At a time of widespread MPC panic post the recent April wages and employment data, the front end had a wild ride today, exacerbated no doubt by the APF event. The 1.5% 2026 for example had sold off 11bps before the APF operation, to reach 4.82%, before being sold at around 4.75% and then closing at 4.75%, about 4bps higher on the day despite outperforming on the curve.
By the end of a day of substantial flattening, 2y ASW is +3.6bps at 52.4bps, 5y is -2.6bps at 7.6bps, 10y is +0.5bps at -10.7bps and 30y is -0.9bps at -57.8bps. Dec23 SONIA was -3.5 ticks today while Dec24 was -7 ticks. Inflation continued to flatten with 1y RPI +17bps and 30y -4bps as long nominals gained and energy prices rose.
MS: Taking the hit and sticking to steepeners
While most GBP fixed income strategists were busy today and yesterday penning predictions of a 25bps rate hike next week with 1-2 votes for 50bps and hikes continuing into unknown territory somewhere above 5%, the plucky team at Morgan Stanley went their own way, making a defiant defence of their call for 5s/30s steepeners despite the curve being badly squished of late.
MS said in research published late yesterday that “following a significant bear-flattening of UK rates on the back of stronger-than-expected April labour market data, we extend our 5s/30s gilt steepeners stop loss, given we believe conditions remain supportive for a steeper curve.”
Given that since May 15, exactly a month ago, the 5s3os gilt curve has flattened 13bps to just 2bps, led by a healthy 88bps sell-off in 5y yields, this is a plucky shout. MS said that having entered the steepener on Jun 6, “we continue to believe conditions still support our 5s30s gilt steepeners, while current valuations improve the risk-reward profile.”
It cites the following as reasons to maintain its trade:
- "The repricing in higher front-end yields has been significant, with levels now at those last seen during the mini-budget crisis. Valuations are discounting higher-for-longer rates, with the terminal rate now priced in February 2024. Given current valuations, we believe risks are tilted towards lower front-end yields.
- "Positioning in front-end rates is likely to be clean now as the majority of those who played a bullish front-end view must have been stopped out, given the significant repricing in higher short-term rates.

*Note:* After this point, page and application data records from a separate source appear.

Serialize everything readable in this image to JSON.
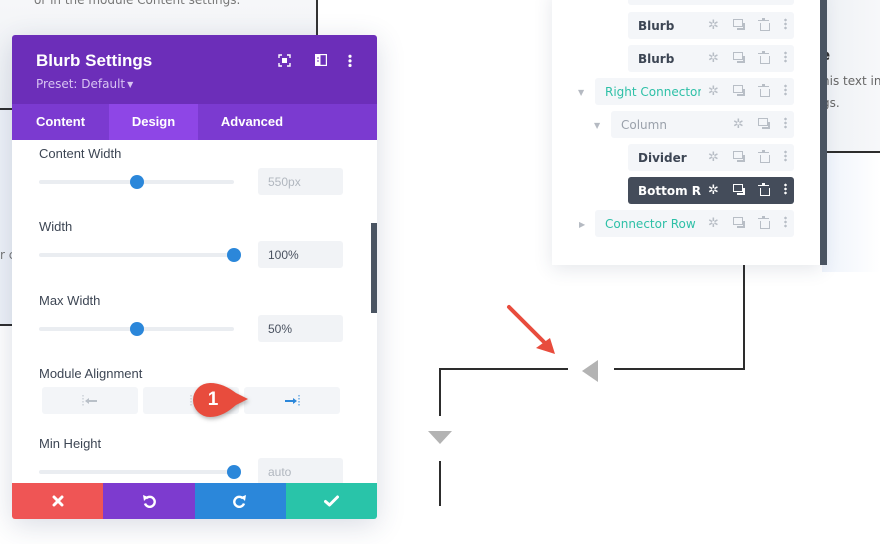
{
  "background": {
    "left_card_text": "or in the module Content settings.",
    "left_strip_text": "r c",
    "right_card_title": "e",
    "right_card_line1": "his text in",
    "right_card_line2": "gs."
  },
  "layers": {
    "items": [
      {
        "label": "Blurb",
        "style": "module",
        "icons": [
          "gear-icon",
          "duplicate-icon",
          "trash-icon",
          "more-icon"
        ]
      },
      {
        "label": "Blurb",
        "style": "module",
        "icons": [
          "gear-icon",
          "duplicate-icon",
          "trash-icon",
          "more-icon"
        ]
      },
      {
        "label": "Right Connector...",
        "style": "row",
        "expanded": true,
        "icons": [
          "gear-icon",
          "duplicate-icon",
          "trash-icon",
          "more-icon"
        ]
      },
      {
        "label": "Column",
        "style": "column",
        "expanded": true,
        "icons": [
          "gear-icon",
          "duplicate-icon",
          "more-icon"
        ]
      },
      {
        "label": "Divider",
        "style": "module",
        "icons": [
          "gear-icon",
          "duplicate-icon",
          "trash-icon",
          "more-icon"
        ]
      },
      {
        "label": "Bottom Ri...",
        "style": "active",
        "icons": [
          "gear-icon",
          "duplicate-icon",
          "trash-icon",
          "more-icon"
        ]
      },
      {
        "label": "Connector Row",
        "style": "row",
        "expanded": false,
        "icons": [
          "gear-icon",
          "duplicate-icon",
          "trash-icon",
          "more-icon"
        ]
      }
    ]
  },
  "modal": {
    "title": "Blurb Settings",
    "preset": "Preset: Default",
    "tabs": [
      {
        "label": "Content",
        "active": false
      },
      {
        "label": "Design",
        "active": true
      },
      {
        "label": "Advanced",
        "active": false
      }
    ],
    "fields": {
      "content_width": {
        "label": "Content Width",
        "value": "550px",
        "slider_percent": 50
      },
      "width": {
        "label": "Width",
        "value": "100%",
        "slider_percent": 100
      },
      "max_width": {
        "label": "Max Width",
        "value": "50%",
        "slider_percent": 50
      },
      "module_alignment": {
        "label": "Module Alignment",
        "options": [
          "left",
          "center",
          "right"
        ],
        "selected": "right"
      },
      "min_height": {
        "label": "Min Height",
        "value": "auto",
        "slider_percent": 100
      }
    },
    "footer": {
      "discard": "discard",
      "undo": "undo",
      "redo": "redo",
      "save": "save"
    }
  },
  "annotation": {
    "badge_number": "1",
    "badge_color": "#e84c3d"
  },
  "colors": {
    "header_purple": "#6c2eb9",
    "tab_purple": "#7b3ad0",
    "tab_active": "#8e46e6",
    "accent_blue": "#2b87da",
    "discard_red": "#ef5555",
    "save_teal": "#29c4a9",
    "teal_text": "#2ec0a7"
  }
}
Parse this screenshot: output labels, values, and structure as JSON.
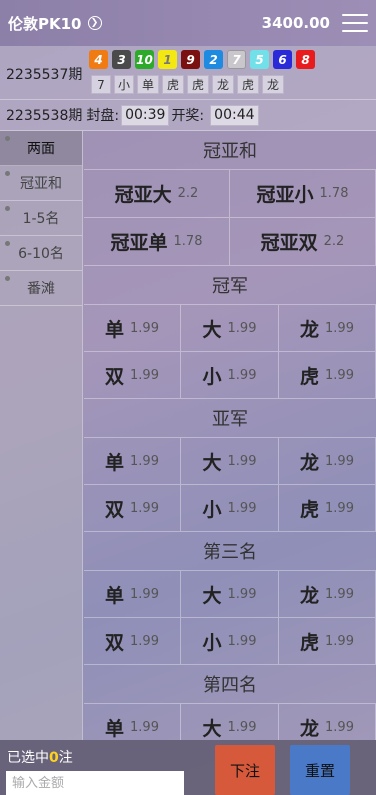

- "The inflation outlook remains uncertain but this should be already discounted in inflation expectations, given the sub-1-year RPI fixing having repriced substantially higher over the last month. The significant gilt supply in the 30y sector should weigh on long-end gilt valuations, supporting a steeper curve; according to the issuance calendar for the upcoming quarter (July'23/Sep'23), the 30-year sector will be frequently tapped and additional supply might come from the linker syndication in July 2023, (the IL45 is a strong candidate) as well as from the nominal syndication in September 2023.
- "Seasonality in July, points to a steepening of the SONIA 10s30s,as this has occurred 88% of the time since 2007."
New issues: SocGen, Volvo
- SocGen has priced a £500m, 10y at gilts +190bps. Via NatWest, Nomura, Santander and SocGen.
- Volvo is on the brink of pricing a £300m 5y bond at gilts +145bps via HSBC, NatWest (B&D) and UniCredit.